of cheating, and all the riders' temper tantrums
, and the inappropriate contract negotiations
mid race, no one wants to see any of them win.
We want to see them fall.
As the race starts to resemble reality TV more than an athletic event, anyone with a casual interest in the Tour de France isn't watching to see how it goes, they are watching to see how it goes wrong. And it goes wrong all the time, in every direction. I like the Tour, but as long as the following four hunks of insanity are still predominant in the race, then the spectacle will always outweigh the sport and I will only watch for the disasters it consistently spits out.
Baseball can take comfort at the NA meetings knowing that as close as it comes to rock bottom with performance-enhancing drugs, it will never sink as low as cycling. Drug use is so abundant in the Tour de France that it would be more difficult to point to riders who haven't been convicted or accused of doping than those who have.

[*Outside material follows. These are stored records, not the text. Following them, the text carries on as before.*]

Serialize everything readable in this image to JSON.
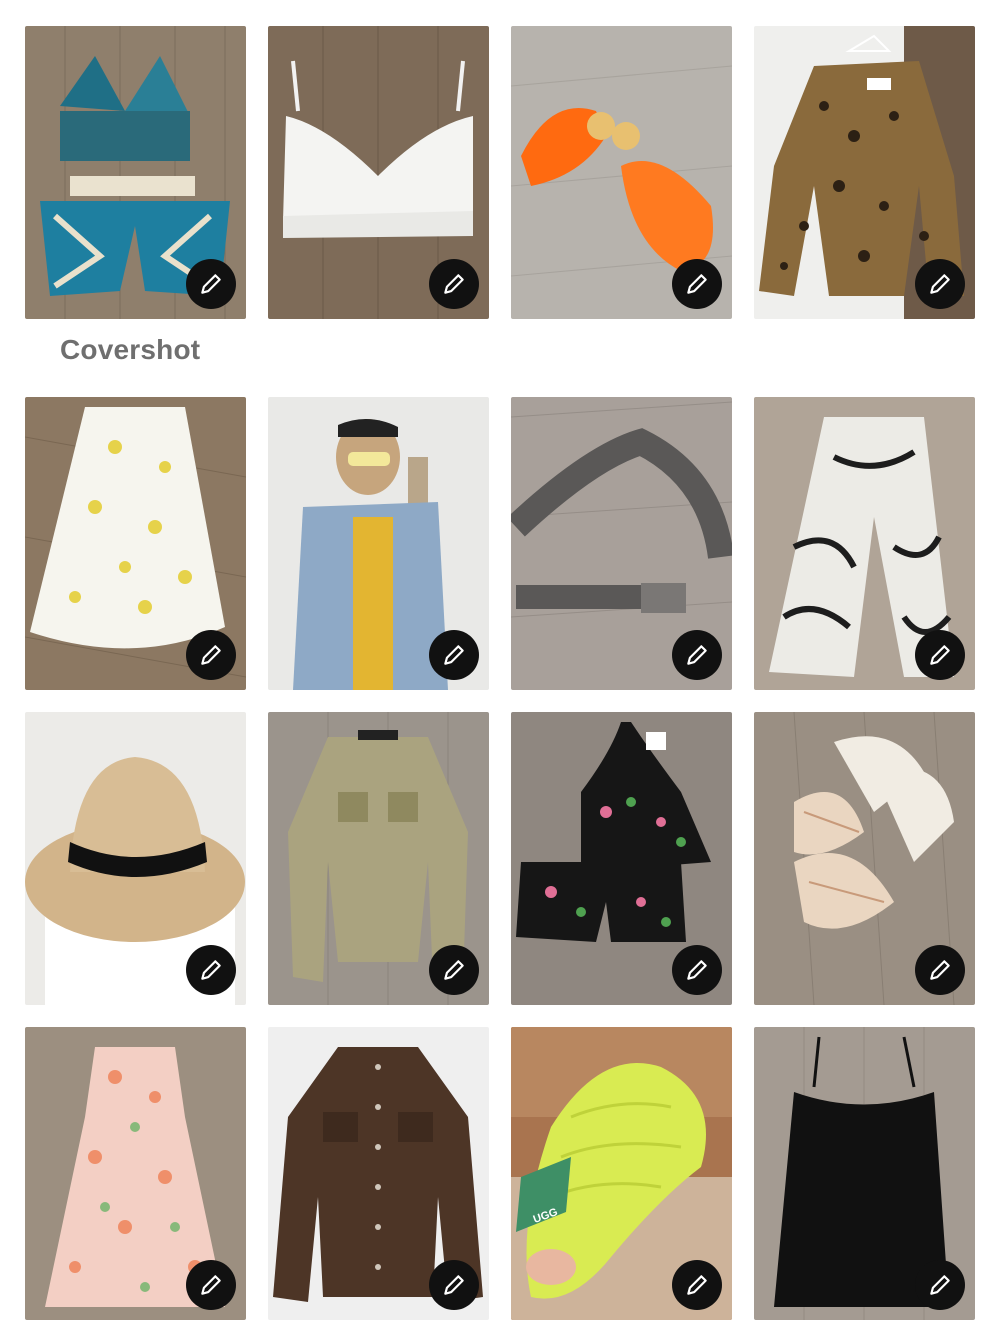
{
  "section": {
    "label": "Covershot"
  },
  "edit_icon": "pencil-icon",
  "tiles": [
    {
      "name": "crochet-set",
      "brand_text": ""
    },
    {
      "name": "lace-bralette",
      "brand_text": ""
    },
    {
      "name": "orange-jelly-sandals",
      "brand_text": ""
    },
    {
      "name": "leopard-jacket",
      "brand_text": ""
    },
    {
      "name": "floral-maxi-skirt",
      "brand_text": ""
    },
    {
      "name": "denim-shirt-jacket",
      "brand_text": ""
    },
    {
      "name": "metallic-belt",
      "brand_text": ""
    },
    {
      "name": "zebra-trousers",
      "brand_text": ""
    },
    {
      "name": "straw-hat",
      "brand_text": ""
    },
    {
      "name": "gold-denim-jacket",
      "brand_text": ""
    },
    {
      "name": "floral-pajama-set",
      "brand_text": ""
    },
    {
      "name": "bow-heel-sandals",
      "brand_text": ""
    },
    {
      "name": "floral-tiered-dress",
      "brand_text": ""
    },
    {
      "name": "brown-denim-jacket",
      "brand_text": ""
    },
    {
      "name": "ugg-fuzzy-slipper",
      "brand_text": "UGG"
    },
    {
      "name": "black-lace-dress",
      "brand_text": ""
    }
  ],
  "colors": {
    "button_bg": "#111111",
    "label_gray": "#6f6f6f",
    "floor": "#8a7a66"
  }
}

Each year, scandals overshadow the event as riders are kicked out for failing drug tests before turning around to accuse other riders until the controversy gets more

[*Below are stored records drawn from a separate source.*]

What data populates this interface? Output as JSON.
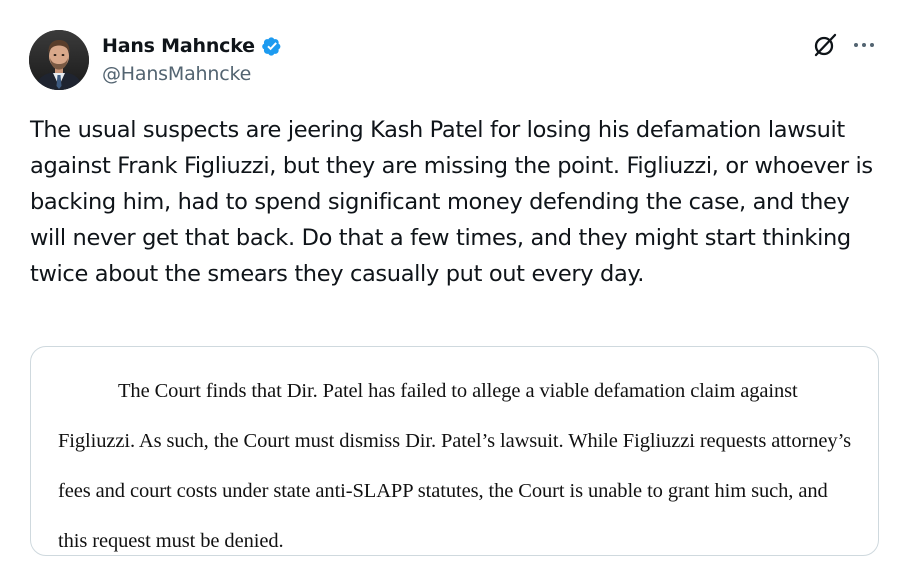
{
  "author": {
    "name": "Hans Mahncke",
    "handle": "@HansMahncke",
    "verified_color": "#1d9bf0"
  },
  "header_actions": {
    "grok_icon": "grok-icon",
    "more_icon": "more-dots-icon"
  },
  "tweet": {
    "text": "The usual suspects are jeering Kash Patel for losing his defamation lawsuit against Frank Figliuzzi, but they are missing the point. Figliuzzi, or whoever is backing him, had to spend significant money defending the case, and they will never get that back. Do that a few times, and they might start thinking twice about the smears they casually put out every day."
  },
  "media": {
    "document_text": "The Court finds that Dir. Patel has failed to allege a viable defamation claim against Figliuzzi. As such, the Court must dismiss Dir. Patel’s lawsuit. While Figliuzzi requests attorney’s fees and court costs under state anti-SLAPP statutes, the Court is unable to grant him such, and this request must be denied."
  }
}
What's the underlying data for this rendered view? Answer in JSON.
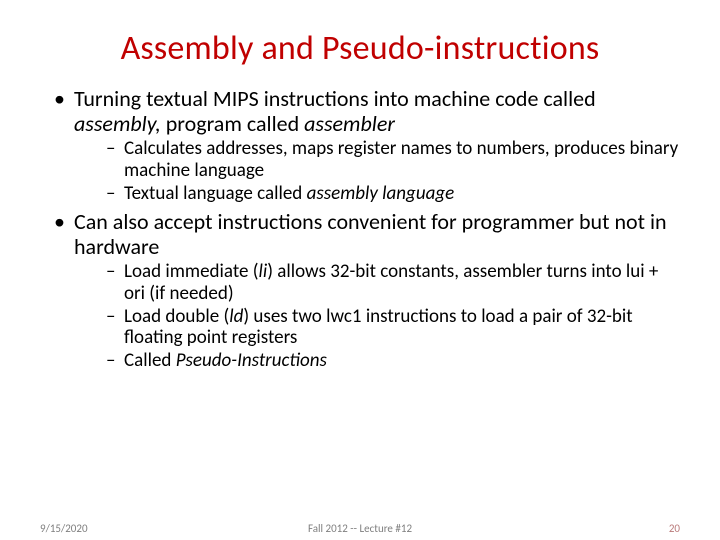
{
  "title": "Assembly and Pseudo-instructions",
  "b1": {
    "pre": "Turning textual MIPS instructions into machine code called ",
    "em1": "assembly,",
    "mid": " program called ",
    "em2": "assembler",
    "s1": "Calculates addresses, maps register names to numbers, produces binary machine language",
    "s2pre": "Textual language called ",
    "s2em": "assembly language"
  },
  "b2": {
    "text": "Can also accept instructions convenient for programmer but not in hardware",
    "s1a": "Load immediate (",
    "s1b": "li",
    "s1c": ") allows 32-bit constants, assembler turns into lui + ori (if needed)",
    "s2a": "Load double (",
    "s2b": "ld",
    "s2c": ") uses two lwc1 instructions to load a pair of 32-bit floating point registers",
    "s3a": "Called ",
    "s3b": "Pseudo-Instructions"
  },
  "footer": {
    "date": "9/15/2020",
    "center": "Fall 2012 -- Lecture #12",
    "num": "20"
  }
}
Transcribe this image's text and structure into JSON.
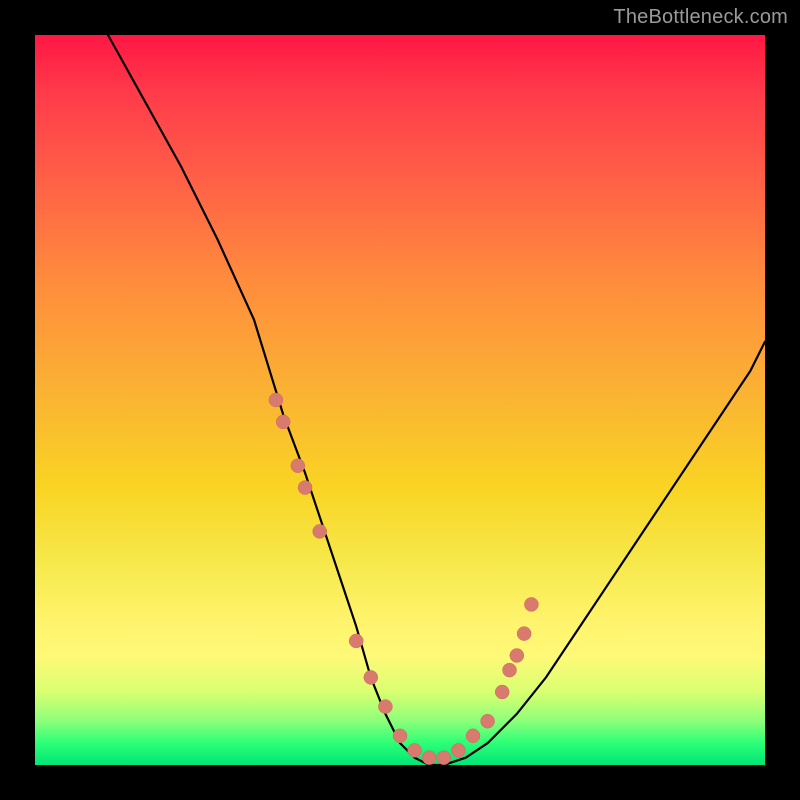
{
  "watermark": "TheBottleneck.com",
  "chart_data": {
    "type": "line",
    "title": "",
    "xlabel": "",
    "ylabel": "",
    "xlim": [
      0,
      100
    ],
    "ylim": [
      0,
      100
    ],
    "grid": false,
    "legend": false,
    "series": [
      {
        "name": "bottleneck-curve",
        "x": [
          10,
          15,
          20,
          25,
          30,
          34,
          37,
          40,
          42,
          44,
          46,
          48,
          50,
          52,
          54,
          56,
          59,
          62,
          66,
          70,
          74,
          78,
          82,
          86,
          90,
          94,
          98,
          100
        ],
        "y": [
          100,
          91,
          82,
          72,
          61,
          48,
          40,
          31,
          25,
          19,
          12,
          7,
          3,
          1,
          0,
          0,
          1,
          3,
          7,
          12,
          18,
          24,
          30,
          36,
          42,
          48,
          54,
          58
        ]
      }
    ],
    "points": {
      "name": "highlight-dots",
      "x": [
        33,
        34,
        36,
        37,
        39,
        44,
        46,
        48,
        50,
        52,
        54,
        56,
        58,
        60,
        62,
        64,
        65,
        66,
        67,
        68
      ],
      "y": [
        50,
        47,
        41,
        38,
        32,
        17,
        12,
        8,
        4,
        2,
        1,
        1,
        2,
        4,
        6,
        10,
        13,
        15,
        18,
        22
      ]
    },
    "gradient_stops": [
      {
        "pos": 0,
        "color": "#ff1744"
      },
      {
        "pos": 33,
        "color": "#ff8a3d"
      },
      {
        "pos": 62,
        "color": "#f9d423"
      },
      {
        "pos": 85,
        "color": "#fff978"
      },
      {
        "pos": 100,
        "color": "#00e676"
      }
    ]
  }
}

than the Tour. The whole thing feels like a witch hunt, except one where everyone actually is a witch, and they use their magic to ride bicycles really fast.
"C'mon, Dorothy, what are you? A p***y? Race me!"
This isn't a recent phenomenon either; the Tour de France has an illustrious history of incentivizing cheaters. During the first few years of the race, cyclists used ether and alcohol to